--- INFORMATION Enclosed Below ---
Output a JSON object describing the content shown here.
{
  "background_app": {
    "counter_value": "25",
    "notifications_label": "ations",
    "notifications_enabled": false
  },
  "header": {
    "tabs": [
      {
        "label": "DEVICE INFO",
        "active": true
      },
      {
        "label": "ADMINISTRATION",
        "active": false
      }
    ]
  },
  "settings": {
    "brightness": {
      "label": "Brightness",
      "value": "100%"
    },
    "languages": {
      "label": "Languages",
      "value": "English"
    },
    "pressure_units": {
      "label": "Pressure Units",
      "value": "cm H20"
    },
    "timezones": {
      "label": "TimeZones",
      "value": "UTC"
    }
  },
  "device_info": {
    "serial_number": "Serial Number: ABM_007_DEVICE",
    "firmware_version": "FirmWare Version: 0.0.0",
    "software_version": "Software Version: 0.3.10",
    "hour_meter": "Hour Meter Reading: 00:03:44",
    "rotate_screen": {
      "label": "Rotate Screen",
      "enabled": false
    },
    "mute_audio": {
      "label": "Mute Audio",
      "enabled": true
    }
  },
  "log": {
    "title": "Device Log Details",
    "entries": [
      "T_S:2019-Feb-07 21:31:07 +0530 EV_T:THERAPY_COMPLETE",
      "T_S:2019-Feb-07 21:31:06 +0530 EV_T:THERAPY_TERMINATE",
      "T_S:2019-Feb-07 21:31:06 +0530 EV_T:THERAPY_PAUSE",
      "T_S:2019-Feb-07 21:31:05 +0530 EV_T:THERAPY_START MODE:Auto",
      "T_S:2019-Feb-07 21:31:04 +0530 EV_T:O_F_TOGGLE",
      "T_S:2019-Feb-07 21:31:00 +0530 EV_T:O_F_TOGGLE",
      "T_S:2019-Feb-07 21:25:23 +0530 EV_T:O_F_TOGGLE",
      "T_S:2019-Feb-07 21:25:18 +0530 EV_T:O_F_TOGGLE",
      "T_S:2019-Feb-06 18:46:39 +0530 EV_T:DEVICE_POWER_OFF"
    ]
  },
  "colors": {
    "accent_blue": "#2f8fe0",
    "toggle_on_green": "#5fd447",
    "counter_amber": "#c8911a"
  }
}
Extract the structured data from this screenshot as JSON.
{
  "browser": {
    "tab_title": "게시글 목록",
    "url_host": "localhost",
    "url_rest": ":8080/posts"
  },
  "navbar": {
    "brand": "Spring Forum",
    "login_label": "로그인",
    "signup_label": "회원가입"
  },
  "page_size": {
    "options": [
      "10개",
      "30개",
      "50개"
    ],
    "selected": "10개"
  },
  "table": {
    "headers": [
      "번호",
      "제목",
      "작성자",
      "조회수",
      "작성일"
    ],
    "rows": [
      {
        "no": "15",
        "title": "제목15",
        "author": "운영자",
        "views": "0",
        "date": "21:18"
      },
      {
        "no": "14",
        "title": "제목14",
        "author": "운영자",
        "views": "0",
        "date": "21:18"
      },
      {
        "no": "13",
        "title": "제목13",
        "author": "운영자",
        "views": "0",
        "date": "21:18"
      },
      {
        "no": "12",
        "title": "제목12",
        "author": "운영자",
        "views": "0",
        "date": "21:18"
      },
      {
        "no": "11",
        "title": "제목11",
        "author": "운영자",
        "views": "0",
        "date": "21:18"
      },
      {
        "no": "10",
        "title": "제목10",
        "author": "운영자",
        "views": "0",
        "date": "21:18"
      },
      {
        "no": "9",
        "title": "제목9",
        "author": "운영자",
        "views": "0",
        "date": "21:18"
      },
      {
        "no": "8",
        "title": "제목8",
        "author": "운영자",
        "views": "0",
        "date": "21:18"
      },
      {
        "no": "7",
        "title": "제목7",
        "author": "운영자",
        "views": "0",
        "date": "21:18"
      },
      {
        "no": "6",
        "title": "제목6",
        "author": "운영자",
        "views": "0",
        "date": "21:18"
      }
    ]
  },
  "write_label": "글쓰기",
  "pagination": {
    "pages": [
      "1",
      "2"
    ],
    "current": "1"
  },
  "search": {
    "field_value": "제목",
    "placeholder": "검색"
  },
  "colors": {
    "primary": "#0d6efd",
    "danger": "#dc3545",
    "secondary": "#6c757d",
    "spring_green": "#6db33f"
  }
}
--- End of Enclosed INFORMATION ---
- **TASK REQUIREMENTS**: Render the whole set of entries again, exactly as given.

- **RESPONSE TO THIS EXERCISE**:
Output a JSON object describing the content shown here.
{
  "background_app": {
    "counter_value": "25",
    "notifications_label": "ations",
    "notifications_enabled": false
  },
  "header": {
    "tabs": [
      {
        "label": "DEVICE INFO",
        "active": true
      },
      {
        "label": "ADMINISTRATION",
        "active": false
      }
    ]
  },
  "settings": {
    "brightness": {
      "label": "Brightness",
      "value": "100%"
    },
    "languages": {
      "label": "Languages",
      "value": "English"
    },
    "pressure_units": {
      "label": "Pressure Units",
      "value": "cm H20"
    },
    "timezones": {
      "label": "TimeZones",
      "value": "UTC"
    }
  },
  "device_info": {
    "serial_number": "Serial Number: ABM_007_DEVICE",
    "firmware_version": "FirmWare Version: 0.0.0",
    "software_version": "Software Version: 0.3.10",
    "hour_meter": "Hour Meter Reading: 00:03:44",
    "rotate_screen": {
      "label": "Rotate Screen",
      "enabled": false
    },
    "mute_audio": {
      "label": "Mute Audio",
      "enabled": true
    }
  },
  "log": {
    "title": "Device Log Details",
    "entries": [
      "T_S:2019-Feb-07 21:31:07 +0530 EV_T:THERAPY_COMPLETE",
      "T_S:2019-Feb-07 21:31:06 +0530 EV_T:THERAPY_TERMINATE",
      "T_S:2019-Feb-07 21:31:06 +0530 EV_T:THERAPY_PAUSE",
      "T_S:2019-Feb-07 21:31:05 +0530 EV_T:THERAPY_START MODE:Auto",
      "T_S:2019-Feb-07 21:31:04 +0530 EV_T:O_F_TOGGLE",
      "T_S:2019-Feb-07 21:31:00 +0530 EV_T:O_F_TOGGLE",
      "T_S:2019-Feb-07 21:25:23 +0530 EV_T:O_F_TOGGLE",
      "T_S:2019-Feb-07 21:25:18 +0530 EV_T:O_F_TOGGLE",
      "T_S:2019-Feb-06 18:46:39 +0530 EV_T:DEVICE_POWER_OFF"
    ]
  },
  "colors": {
    "accent_blue": "#2f8fe0",
    "toggle_on_green": "#5fd447",
    "counter_amber": "#c8911a"
  }
}
Extract the structured data from this screenshot as JSON.
{
  "browser": {
    "tab_title": "게시글 목록",
    "url_host": "localhost",
    "url_rest": ":8080/posts"
  },
  "navbar": {
    "brand": "Spring Forum",
    "login_label": "로그인",
    "signup_label": "회원가입"
  },
  "page_size": {
    "options": [
      "10개",
      "30개",
      "50개"
    ],
    "selected": "10개"
  },
  "table": {
    "headers": [
      "번호",
      "제목",
      "작성자",
      "조회수",
      "작성일"
    ],
    "rows": [
      {
        "no": "15",
        "title": "제목15",
        "author": "운영자",
        "views": "0",
        "date": "21:18"
      },
      {
        "no": "14",
        "title": "제목14",
        "author": "운영자",
        "views": "0",
        "date": "21:18"
      },
      {
        "no": "13",
        "title": "제목13",
        "author": "운영자",
        "views": "0",
        "date": "21:18"
      },
      {
        "no": "12",
        "title": "제목12",
        "author": "운영자",
        "views": "0",
        "date": "21:18"
      },
      {
        "no": "11",
        "title": "제목11",
        "author": "운영자",
        "views": "0",
        "date": "21:18"
      },
      {
        "no": "10",
        "title": "제목10",
        "author": "운영자",
        "views": "0",
        "date": "21:18"
      },
      {
        "no": "9",
        "title": "제목9",
        "author": "운영자",
        "views": "0",
        "date": "21:18"
      },
      {
        "no": "8",
        "title": "제목8",
        "author": "운영자",
        "views": "0",
        "date": "21:18"
      },
      {
        "no": "7",
        "title": "제목7",
        "author": "운영자",
        "views": "0",
        "date": "21:18"
      },
      {
        "no": "6",
        "title": "제목6",
        "author": "운영자",
        "views": "0",
        "date": "21:18"
      }
    ]
  },
  "write_label": "글쓰기",
  "pagination": {
    "pages": [
      "1",
      "2"
    ],
    "current": "1"
  },
  "search": {
    "field_value": "제목",
    "placeholder": "검색"
  },
  "colors": {
    "primary": "#0d6efd",
    "danger": "#dc3545",
    "secondary": "#6c757d",
    "spring_green": "#6db33f"
  }
}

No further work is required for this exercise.